s met above her feet--crossed the park, and reached the rabbit warren, where the chalk breaks through the thin dry turf, and the wild thyme grows thick.
A may bush, overhanging a little precipice of chalk, caught her eye. A wild rose was tangled round it. It was, without doubt, the most difficult composition within sight.
"I will sketch that," said Eighteen, confidently.
For half an hour she busily blotted and washed and niggled. Then she became aware that she no longer had the rabbit warren to herself.
"And he's an artist, too!" said Betty. "How awfully interesting! I wish I could see his face."
But this his slouched Panama forbade. He was in white, the sleeve and breast of his painting jacket smeared with many colours; he had a camp-stool and an easel and looked, she could not help feeling, much more like a real artist than she did, hunched up as she was on a little mound of turf, in her shabby pink gown and that hateful garden hat with last year's dusty flattened roses in
This romance follows sappy young Betty, a would-be artist, through her first love -- with an engaging but not overly scrupulous painter.
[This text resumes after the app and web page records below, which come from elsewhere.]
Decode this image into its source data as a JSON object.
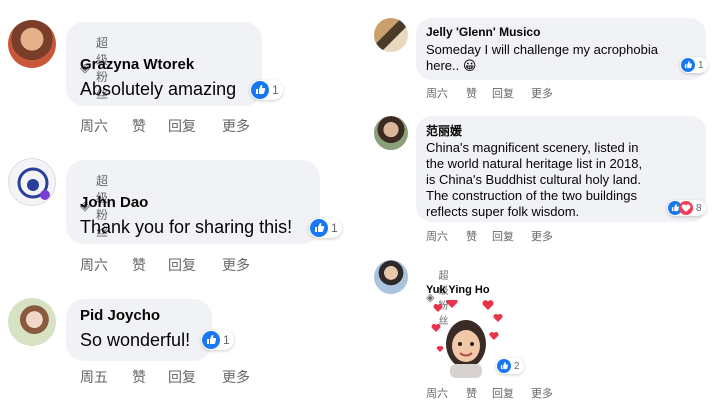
{
  "comments": [
    {
      "badge": "超级粉丝",
      "author": "Grazyna Wtorek",
      "text": "Absolutely amazing",
      "reactions": "1",
      "actions": {
        "time": "周六",
        "like": "赞",
        "reply": "回复",
        "more": "更多"
      }
    },
    {
      "badge": "超级粉丝",
      "author": "John Dao",
      "text": "Thank you for sharing this!",
      "reactions": "1",
      "actions": {
        "time": "周六",
        "like": "赞",
        "reply": "回复",
        "more": "更多"
      }
    },
    {
      "author": "Pid Joycho",
      "text": "So wonderful!",
      "reactions": "1",
      "actions": {
        "time": "周五",
        "like": "赞",
        "reply": "回复",
        "more": "更多"
      }
    },
    {
      "author": "Jelly 'Glenn' Musico",
      "text_lines": [
        "Someday I will challenge my acrophobia",
        "here.. 😀"
      ],
      "reactions": "1",
      "actions": {
        "time": "周六",
        "like": "赞",
        "reply": "回复",
        "more": "更多"
      }
    },
    {
      "author": "范丽媛",
      "text_lines": [
        "China's magnificent scenery, listed in",
        "the world natural heritage list in 2018,",
        "is China's Buddhist cultural holy land.",
        "The construction of the two buildings",
        "reflects super folk wisdom."
      ],
      "reactions": "8",
      "actions": {
        "time": "周六",
        "like": "赞",
        "reply": "回复",
        "more": "更多"
      }
    },
    {
      "badge": "超级粉丝",
      "author": "Yuk Ying Ho",
      "reactions": "2",
      "actions": {
        "time": "周六",
        "like": "赞",
        "reply": "回复",
        "more": "更多"
      }
    }
  ],
  "colors": {
    "bubble": "#f0f2f5",
    "like": "#1877f2",
    "love": "#f33e58",
    "secondary": "#65676b"
  }
}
It lacks the charm of Nesbit's stories for young people and comes to a predictable, socially acceptable conclusion, but the writing is clear, the story moves along and the descriptions of turn-of-the-century Paris add interest.